Whereas Cole was a bit-part supersub in his first two senior seasons, he has now become an integral part of West Ham's young and dynamic team. He has played on 31 occasions for the Hammers this season, proving that he is mature enough both physically and mentally to assume his responsibilities. "I've definitely grown up," he said. "I was a young lad in the last couple of seasons, but now that I've got a bit of experience you're going to start seeing a lot of changes over the next few seasons. I'm going to find out a lot more about the game. Realistically, it's going to be six or seven years before I hit my peak. That gives you some idea of where I am now." Not to mention where Cole might end up.
Cole was actually a relatively late starter. His stepfather (who Cole has always considered his dad because his real father left him and his mother when he was a few months old) was never interested in football. The young Joe played on the council estate where he grew up in north London but did not join a club until he was 11.
"Football sort of turned up and bit me on the bum," he said. Once it did, though, there was never any doubt he would make the grade. "It was obvious he was a very special talent from the start," said the former West Ham manager Harry Redknapp, who gave Cole his first professional contract. "Some of the tricks he did with a ball were amazing – we'd never seen anything like it. He would flick the ball over his own head, then a defender's, and run on to it. And he was doing all this in ankle-deep mud and he was a foot shorter than everyone else. He had absolutely everything: skill on the ball, tackling ability, heading strength, enthusiasm and a great football brain. There was no point in trying to harness him, you just had to let him get on with it."
Cole will forever be grateful to Redknapp for believing in him at a young age, but it is West Ham's current manager who the prodigy singles out as the main reason for his recent development. "I can't speak more highly of Glenn [Roeder]," Cole remarked. "He's been a massive influence on me and the way I play the game. The main advantage is that I've been given a role to do in the team. It's nice to be told exactly what's expected of you at the start of a match. At my age, you need a minimum of guidance. Those who questioned Glenn's ability at the beginning of the season didn't know what they were talking about. The truth is that he knows his football inside out. He's got a love for the game.

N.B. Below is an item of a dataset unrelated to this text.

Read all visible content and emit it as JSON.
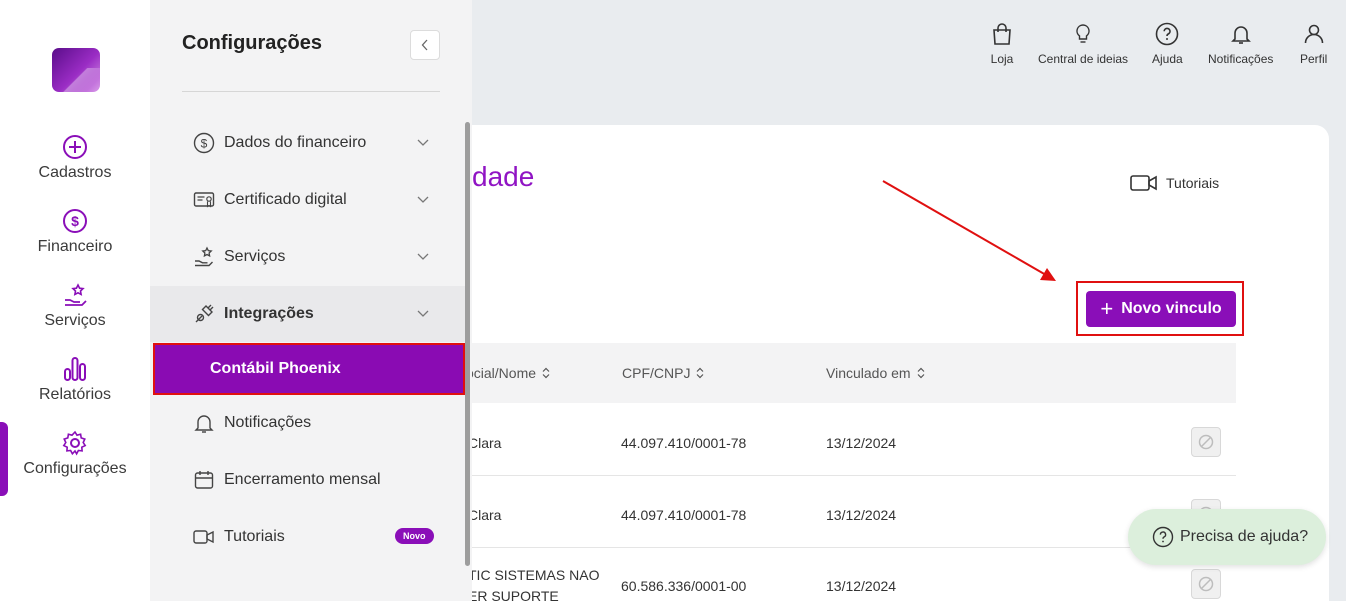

"He's very similar to Kevin Keegan, who first brought me into the England set-up and showed faith in me at a higher level. When you're being taught by men like them, or senior players such as Stuart Pearce or Ian Wright, it makes you want to learn and be a part of what is being built. I think it's the same with England at the moment. Mr Eriksson is putting together a winning team and, like Glenn, he is someone who is calm yet passionate about the sport. Under those circumstances, you can't help but want to serve those types of enthusiast."
Indeed, Cole is said to be a joy to work with. Forget the likes of Liverpool's Nicolas Anelka – there are no airs and graces about this young star in the making. "I'm enjoying learning, to be honest," he said. "Football is a great game to play. It's never boring. You never know what's going to happen in the next five minutes, let alone the next five days. It's so unpredictable, you can't help but be enthralled. Even in games like the one against Arsenal on Wednesday [when West Ham lost 2-0 in a close-fought contest], which was a very different type of match because I had to do a lot of running around and didn't see much of the ball, I still enjoyed myself.

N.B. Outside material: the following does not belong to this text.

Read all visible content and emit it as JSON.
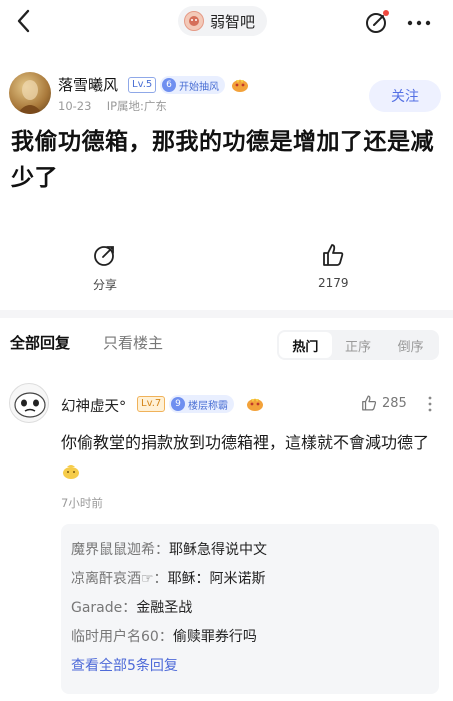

"I loved the fact that I was facing Patrick Vieira, for example. He's easily the best player I've seen all season. He's such a colossus that it's great to pit your wits against him. That's why I'm completely in love with football."
By the same token, Cole's effervescence and talent explain why football has so obviously fallen in love with him.Reuse content